The ingenuity of the goose’s vantage point is what makes Untitled Goose Game so addictive (although there is even more to it than that). You honk, you grab, you flap your wings — whatever it takes. You are an agent of chaos. The controls are simple because the character is simple. To add more complexity would make it seem like you are not really a farm animal.
The graphics reinforce the same game aesthetic — similar to a game like Journey or Arise: A Simple Story, the goal is to create an otherworldly experience. You really are a goose and a goose lives a simple life. It works because it’s not a high-res game with brilliant graphics.
Another thing I loved about this minimalist game was the classic to-do list. As the game progresses, you perform tasks repetitively, which also matches up with what (you would presume) would be the life of a goose. These items range from “make the kid put on the wrong pair of glasses” to “put the rake in the river” (yes, these real tasks from the game).
Naturally, though the task is simple, they are not easy. This is satisfying from a gameplay perspective because (even as humans) we are task-oriented. We like to do things. We like repetition. However, the second you grab the rake, the gardener comes and steals it back from you. In comes a hidden second step of distracting the gardener. It’s maddening and fun like you would expect from a game where you are a goose.
With something as complex as making the kid put on the wrong glasses, you first have to get the kid to take off his current glasses, then misplace them, and then grab another pair, which you need to have in place ahead of time. You might call this “simple complexity” — often the puzzles had me scratching my head, hopelessly addicted to a game that looks like it could have been created decades ago.
Another incredibly unique part of this game is the strange relief found in watching others play it too. From a brain science standpoint, it begs the question of if we like being non-participatory watchers of other people doing tasks.

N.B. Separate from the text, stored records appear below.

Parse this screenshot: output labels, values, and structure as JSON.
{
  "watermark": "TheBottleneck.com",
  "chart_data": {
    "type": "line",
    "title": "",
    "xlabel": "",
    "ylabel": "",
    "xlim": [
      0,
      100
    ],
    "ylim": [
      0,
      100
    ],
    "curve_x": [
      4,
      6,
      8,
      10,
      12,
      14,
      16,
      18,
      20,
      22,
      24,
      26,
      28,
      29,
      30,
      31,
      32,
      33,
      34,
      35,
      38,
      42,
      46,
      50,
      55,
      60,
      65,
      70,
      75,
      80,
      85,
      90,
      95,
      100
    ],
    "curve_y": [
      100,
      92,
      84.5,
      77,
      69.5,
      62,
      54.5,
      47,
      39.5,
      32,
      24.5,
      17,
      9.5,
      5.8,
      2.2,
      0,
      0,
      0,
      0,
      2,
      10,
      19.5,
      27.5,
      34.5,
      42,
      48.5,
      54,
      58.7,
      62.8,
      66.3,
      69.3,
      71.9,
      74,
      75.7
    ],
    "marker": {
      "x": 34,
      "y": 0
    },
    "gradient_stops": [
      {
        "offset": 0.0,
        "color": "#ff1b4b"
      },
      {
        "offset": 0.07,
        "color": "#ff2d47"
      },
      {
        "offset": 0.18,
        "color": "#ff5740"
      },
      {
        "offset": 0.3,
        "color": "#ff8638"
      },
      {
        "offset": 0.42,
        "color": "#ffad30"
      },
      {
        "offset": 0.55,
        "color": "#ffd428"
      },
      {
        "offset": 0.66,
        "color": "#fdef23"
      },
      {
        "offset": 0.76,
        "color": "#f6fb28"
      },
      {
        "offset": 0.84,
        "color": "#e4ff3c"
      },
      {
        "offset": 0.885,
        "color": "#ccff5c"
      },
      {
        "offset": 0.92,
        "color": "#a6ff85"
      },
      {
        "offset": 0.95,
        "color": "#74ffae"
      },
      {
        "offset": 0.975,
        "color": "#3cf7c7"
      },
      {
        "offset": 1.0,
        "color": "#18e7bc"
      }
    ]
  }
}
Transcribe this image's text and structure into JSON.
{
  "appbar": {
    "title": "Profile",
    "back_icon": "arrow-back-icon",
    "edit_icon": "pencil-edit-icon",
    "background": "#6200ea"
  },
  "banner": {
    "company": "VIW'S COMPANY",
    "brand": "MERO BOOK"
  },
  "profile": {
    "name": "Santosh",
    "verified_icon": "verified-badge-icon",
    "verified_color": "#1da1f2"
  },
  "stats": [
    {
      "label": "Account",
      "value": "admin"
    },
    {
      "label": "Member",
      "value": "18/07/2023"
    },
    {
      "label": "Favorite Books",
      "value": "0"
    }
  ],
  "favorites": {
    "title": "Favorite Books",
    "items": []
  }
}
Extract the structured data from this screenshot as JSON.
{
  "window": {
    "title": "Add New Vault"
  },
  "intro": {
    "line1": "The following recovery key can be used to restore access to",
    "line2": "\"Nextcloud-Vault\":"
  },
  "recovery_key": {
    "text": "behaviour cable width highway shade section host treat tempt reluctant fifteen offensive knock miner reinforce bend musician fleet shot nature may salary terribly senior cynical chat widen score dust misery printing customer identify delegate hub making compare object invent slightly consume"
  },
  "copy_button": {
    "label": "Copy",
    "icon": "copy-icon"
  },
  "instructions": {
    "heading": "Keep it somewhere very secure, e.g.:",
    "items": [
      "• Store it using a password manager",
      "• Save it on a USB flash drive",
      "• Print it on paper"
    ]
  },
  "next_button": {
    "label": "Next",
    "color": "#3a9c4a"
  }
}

Games, both mobile and console, have become bigger and (for the most part) better. To experience higher graphics, we demand large file sizes, huge updates, massive servers, expansive worlds, and immersive complex controls. Untitled Goose Game is almost mockingly the exact opposite. From the lack of a (real) name to the simplicity and minimalist approach to a game made in 2019, Untitled Goose Game seems to break every rule these other developers chase. Yet, of all the games that are out there, I find myself wanting to have Untitled Goose Game on more devices, like my phone and iPad, so that I can play it more often.